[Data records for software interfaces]
═══

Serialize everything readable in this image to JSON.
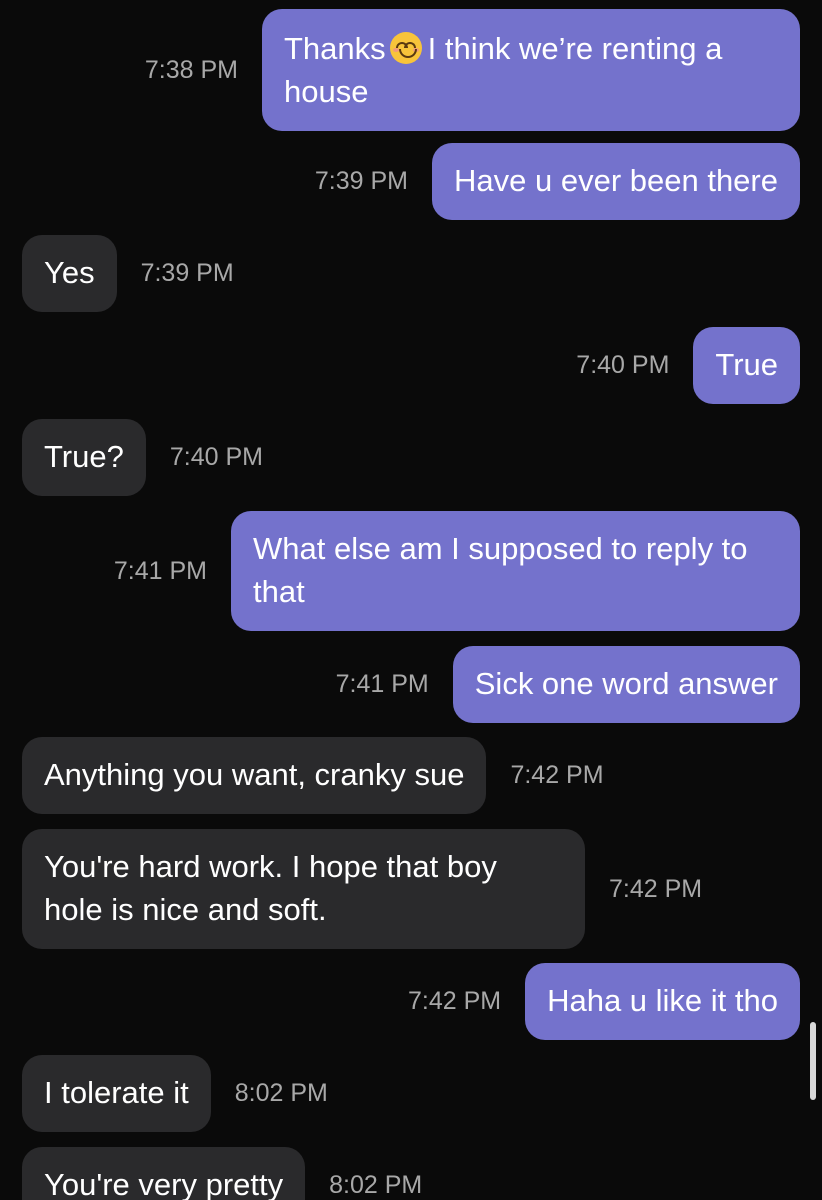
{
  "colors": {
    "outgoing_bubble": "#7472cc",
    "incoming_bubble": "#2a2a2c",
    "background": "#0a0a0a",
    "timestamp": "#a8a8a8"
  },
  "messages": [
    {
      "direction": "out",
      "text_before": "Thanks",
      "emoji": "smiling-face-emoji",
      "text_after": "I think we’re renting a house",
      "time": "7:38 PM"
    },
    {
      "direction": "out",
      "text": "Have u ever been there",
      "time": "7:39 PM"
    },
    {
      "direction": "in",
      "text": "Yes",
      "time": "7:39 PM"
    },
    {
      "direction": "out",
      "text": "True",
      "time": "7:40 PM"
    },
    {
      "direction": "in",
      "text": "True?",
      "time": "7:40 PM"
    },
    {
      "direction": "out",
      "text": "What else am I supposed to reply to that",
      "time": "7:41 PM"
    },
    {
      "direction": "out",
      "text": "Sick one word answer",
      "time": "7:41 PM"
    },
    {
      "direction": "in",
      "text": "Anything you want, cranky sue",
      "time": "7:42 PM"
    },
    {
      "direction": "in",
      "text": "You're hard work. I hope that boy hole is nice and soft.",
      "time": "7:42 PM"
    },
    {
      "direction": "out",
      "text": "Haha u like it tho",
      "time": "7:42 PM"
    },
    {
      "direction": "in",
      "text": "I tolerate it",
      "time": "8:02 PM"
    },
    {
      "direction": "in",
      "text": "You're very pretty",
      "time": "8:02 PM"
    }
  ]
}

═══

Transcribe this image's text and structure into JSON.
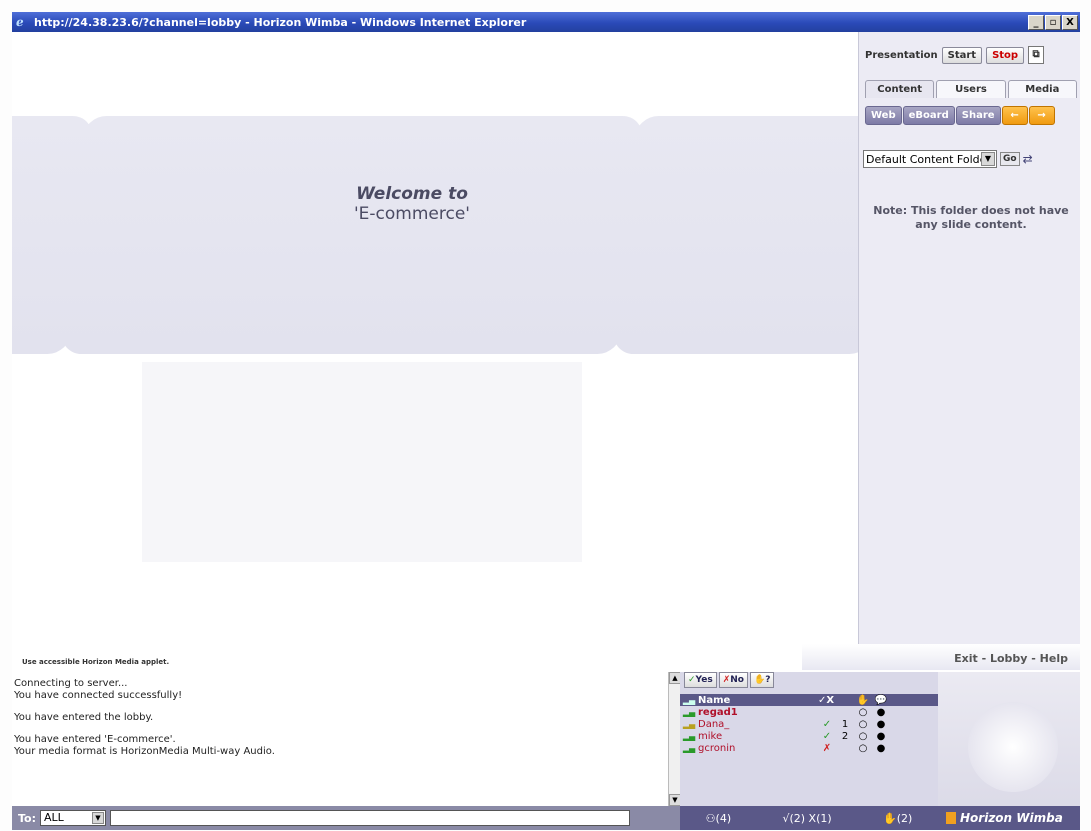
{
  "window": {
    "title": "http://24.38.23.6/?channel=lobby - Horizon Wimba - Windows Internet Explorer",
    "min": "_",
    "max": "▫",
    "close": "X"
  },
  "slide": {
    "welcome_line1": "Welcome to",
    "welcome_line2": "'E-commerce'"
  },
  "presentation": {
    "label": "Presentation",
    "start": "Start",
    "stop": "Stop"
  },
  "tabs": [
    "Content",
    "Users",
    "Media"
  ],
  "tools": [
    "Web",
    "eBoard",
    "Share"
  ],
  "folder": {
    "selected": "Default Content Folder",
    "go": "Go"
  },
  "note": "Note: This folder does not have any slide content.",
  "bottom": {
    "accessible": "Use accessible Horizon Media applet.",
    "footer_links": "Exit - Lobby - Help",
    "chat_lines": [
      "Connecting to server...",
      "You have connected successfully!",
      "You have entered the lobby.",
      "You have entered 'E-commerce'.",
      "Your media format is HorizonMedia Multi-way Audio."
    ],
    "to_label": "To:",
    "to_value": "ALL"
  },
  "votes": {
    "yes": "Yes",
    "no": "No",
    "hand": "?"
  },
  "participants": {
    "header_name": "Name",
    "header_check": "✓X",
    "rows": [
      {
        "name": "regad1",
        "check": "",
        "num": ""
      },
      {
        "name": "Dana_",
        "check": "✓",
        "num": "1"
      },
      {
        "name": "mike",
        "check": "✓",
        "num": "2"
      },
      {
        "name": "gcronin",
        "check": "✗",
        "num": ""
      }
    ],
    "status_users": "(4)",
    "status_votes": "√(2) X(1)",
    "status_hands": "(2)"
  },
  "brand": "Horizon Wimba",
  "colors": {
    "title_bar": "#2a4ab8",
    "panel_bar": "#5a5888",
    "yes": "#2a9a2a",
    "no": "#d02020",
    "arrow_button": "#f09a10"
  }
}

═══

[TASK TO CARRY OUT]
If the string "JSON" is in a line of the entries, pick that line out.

[EXERCISE ANSWER]
Serialize everything readable in this image to JSON.
Transcribe this image's text and structure into JSON.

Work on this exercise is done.